• [ASSIGNED TASK]:
Only the text of the entries below should be returned, exactly as given, without pictures.

(Collected data entries)
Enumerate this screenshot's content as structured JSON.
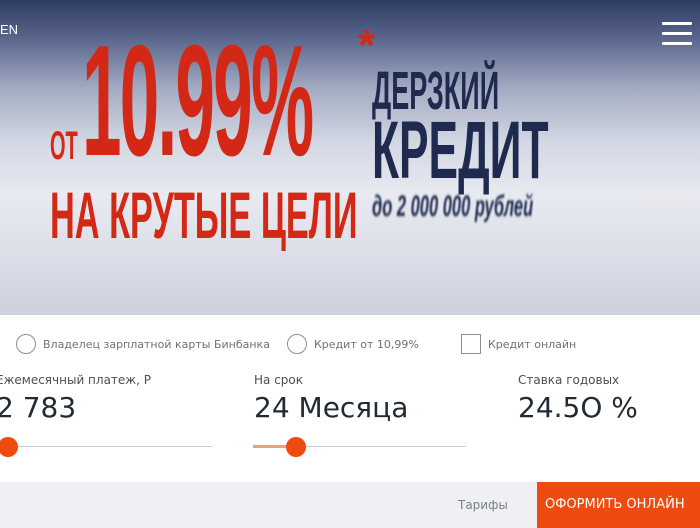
{
  "header": {
    "language": "EN"
  },
  "banner": {
    "rate_prefix": "ОТ",
    "rate_value": "10.99%",
    "rate_asterisk": "*",
    "goal_text": "НА КРУТЫЕ ЦЕЛИ",
    "brand_line1": "ДЕРЗКИЙ",
    "brand_line2": "КРЕДИТ",
    "amount_text": "до 2 000 000 рублей"
  },
  "options": [
    {
      "label": "Владелец зарплатной карты Бинбанка",
      "type": "radio",
      "checked": false
    },
    {
      "label": "Кредит от 10,99%",
      "type": "radio",
      "checked": false
    },
    {
      "label": "Кредит онлайн",
      "type": "checkbox",
      "checked": false
    }
  ],
  "params": {
    "monthly": {
      "label": "Ежемесячный платеж, Р",
      "value": "2 783",
      "slider_fraction": 0.0
    },
    "term": {
      "label": "На срок",
      "value": "24 Месяца",
      "slider_fraction": 0.2
    },
    "rate": {
      "label": "Ставка годовых",
      "value": "24.5O %"
    }
  },
  "footer": {
    "tariffs_label": "Тарифы",
    "cta_label": "ОФОРМИТЬ ОНЛАЙН"
  },
  "colors": {
    "accent": "#ef4a10",
    "banner_red": "#d32816",
    "banner_navy": "#1e2a4e"
  }
}
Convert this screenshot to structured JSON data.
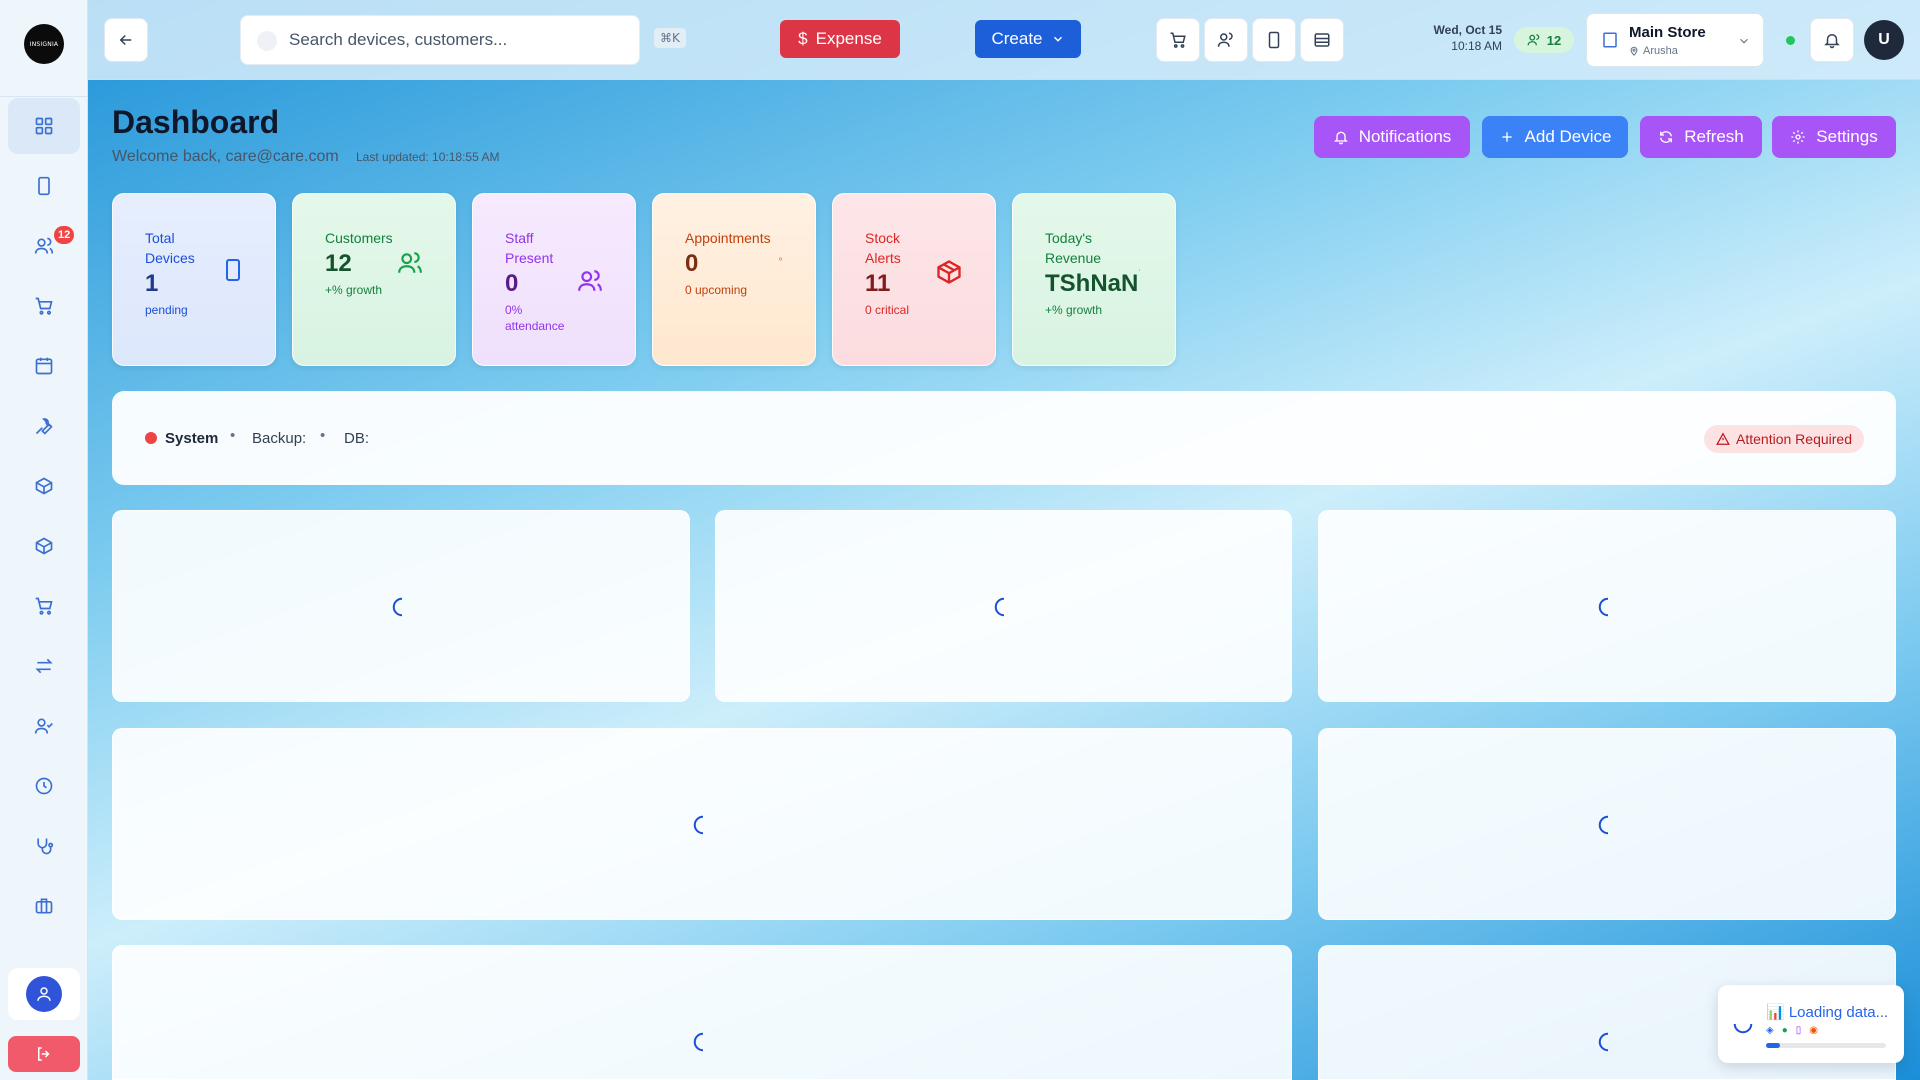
{
  "sidebar": {
    "logo_text": "INSIGNIA",
    "items": [
      {
        "icon": "dashboard-grid-icon",
        "active": true
      },
      {
        "icon": "smartphone-icon"
      },
      {
        "icon": "users-icon",
        "badge": "12"
      },
      {
        "icon": "shopping-cart-icon"
      },
      {
        "icon": "calendar-icon"
      },
      {
        "icon": "wrench-icon"
      },
      {
        "icon": "package-icon"
      },
      {
        "icon": "box-icon"
      },
      {
        "icon": "cart-icon"
      },
      {
        "icon": "transfer-arrows-icon"
      },
      {
        "icon": "user-check-icon"
      },
      {
        "icon": "clock-icon"
      },
      {
        "icon": "stethoscope-icon"
      },
      {
        "icon": "briefcase-icon"
      }
    ]
  },
  "topbar": {
    "search_placeholder": "Search devices, customers...",
    "shortcut": "⌘K",
    "expense_label": "Expense",
    "create_label": "Create",
    "date": "Wed, Oct 15",
    "time": "10:18 AM",
    "online_count": "12",
    "store_name": "Main Store",
    "store_location": "Arusha",
    "user_initial": "U"
  },
  "header": {
    "title": "Dashboard",
    "welcome": "Welcome back, care@care.com",
    "last_updated": "Last updated: 10:18:55 AM",
    "actions": {
      "notifications": "Notifications",
      "add_device": "Add Device",
      "refresh": "Refresh",
      "settings": "Settings"
    }
  },
  "stats": {
    "devices": {
      "label": "Total Devices",
      "value": "1",
      "sub": "pending"
    },
    "customers": {
      "label": "Customers",
      "value": "12",
      "sub": "+% growth"
    },
    "staff": {
      "label": "Staff Present",
      "value": "0",
      "sub": "0% attendance"
    },
    "appointments": {
      "label": "Appointments",
      "value": "0",
      "sub": "0 upcoming"
    },
    "stock": {
      "label": "Stock Alerts",
      "value": "11",
      "sub": "0 critical"
    },
    "revenue": {
      "label": "Today's Revenue",
      "value": "TShNaN",
      "sub": "+% growth"
    }
  },
  "system": {
    "status_label": "System",
    "backup_label": "Backup:",
    "db_label": "DB:",
    "alert": "Attention Required",
    "status_color": "#ef4444"
  },
  "loading": {
    "text": "📊 Loading data...",
    "progress": 0.12
  }
}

• [COMPLETED EXERCISE]:
Enumerate this screenshot's content as structured JSON.
{
  "header": {
    "language": "EN"
  },
  "banner": {
    "rate_prefix": "ОТ",
    "rate_value": "10.99%",
    "rate_asterisk": "*",
    "goal_text": "НА КРУТЫЕ ЦЕЛИ",
    "brand_line1": "ДЕРЗКИЙ",
    "brand_line2": "КРЕДИТ",
    "amount_text": "до 2 000 000 рублей"
  },
  "options": [
    {
      "label": "Владелец зарплатной карты Бинбанка",
      "type": "radio",
      "checked": false
    },
    {
      "label": "Кредит от 10,99%",
      "type": "radio",
      "checked": false
    },
    {
      "label": "Кредит онлайн",
      "type": "checkbox",
      "checked": false
    }
  ],
  "params": {
    "monthly": {
      "label": "Ежемесячный платеж, Р",
      "value": "2 783",
      "slider_fraction": 0.0
    },
    "term": {
      "label": "На срок",
      "value": "24 Месяца",
      "slider_fraction": 0.2
    },
    "rate": {
      "label": "Ставка годовых",
      "value": "24.5O %"
    }
  },
  "footer": {
    "tariffs_label": "Тарифы",
    "cta_label": "ОФОРМИТЬ ОНЛАЙН"
  },
  "colors": {
    "accent": "#ef4a10",
    "banner_red": "#d32816",
    "banner_navy": "#1e2a4e"
  }
}
Convert this screenshot to structured JSON data.
{
  "sidebar": {
    "logo_text": "INSIGNIA",
    "items": [
      {
        "icon": "dashboard-grid-icon",
        "active": true
      },
      {
        "icon": "smartphone-icon"
      },
      {
        "icon": "users-icon",
        "badge": "12"
      },
      {
        "icon": "shopping-cart-icon"
      },
      {
        "icon": "calendar-icon"
      },
      {
        "icon": "wrench-icon"
      },
      {
        "icon": "package-icon"
      },
      {
        "icon": "box-icon"
      },
      {
        "icon": "cart-icon"
      },
      {
        "icon": "transfer-arrows-icon"
      },
      {
        "icon": "user-check-icon"
      },
      {
        "icon": "clock-icon"
      },
      {
        "icon": "stethoscope-icon"
      },
      {
        "icon": "briefcase-icon"
      }
    ]
  },
  "topbar": {
    "search_placeholder": "Search devices, customers...",
    "shortcut": "⌘K",
    "expense_label": "Expense",
    "create_label": "Create",
    "date": "Wed, Oct 15",
    "time": "10:18 AM",
    "online_count": "12",
    "store_name": "Main Store",
    "store_location": "Arusha",
    "user_initial": "U"
  },
  "header": {
    "title": "Dashboard",
    "welcome": "Welcome back, care@care.com",
    "last_updated": "Last updated: 10:18:55 AM",
    "actions": {
      "notifications": "Notifications",
      "add_device": "Add Device",
      "refresh": "Refresh",
      "settings": "Settings"
    }
  },
  "stats": {
    "devices": {
      "label": "Total Devices",
      "value": "1",
      "sub": "pending"
    },
    "customers": {
      "label": "Customers",
      "value": "12",
      "sub": "+% growth"
    },
    "staff": {
      "label": "Staff Present",
      "value": "0",
      "sub": "0% attendance"
    },
    "appointments": {
      "label": "Appointments",
      "value": "0",
      "sub": "0 upcoming"
    },
    "stock": {
      "label": "Stock Alerts",
      "value": "11",
      "sub": "0 critical"
    },
    "revenue": {
      "label": "Today's Revenue",
      "value": "TShNaN",
      "sub": "+% growth"
    }
  },
  "system": {
    "status_label": "System",
    "backup_label": "Backup:",
    "db_label": "DB:",
    "alert": "Attention Required",
    "status_color": "#ef4444"
  },
  "loading": {
    "text": "📊 Loading data...",
    "progress": 0.12
  }
}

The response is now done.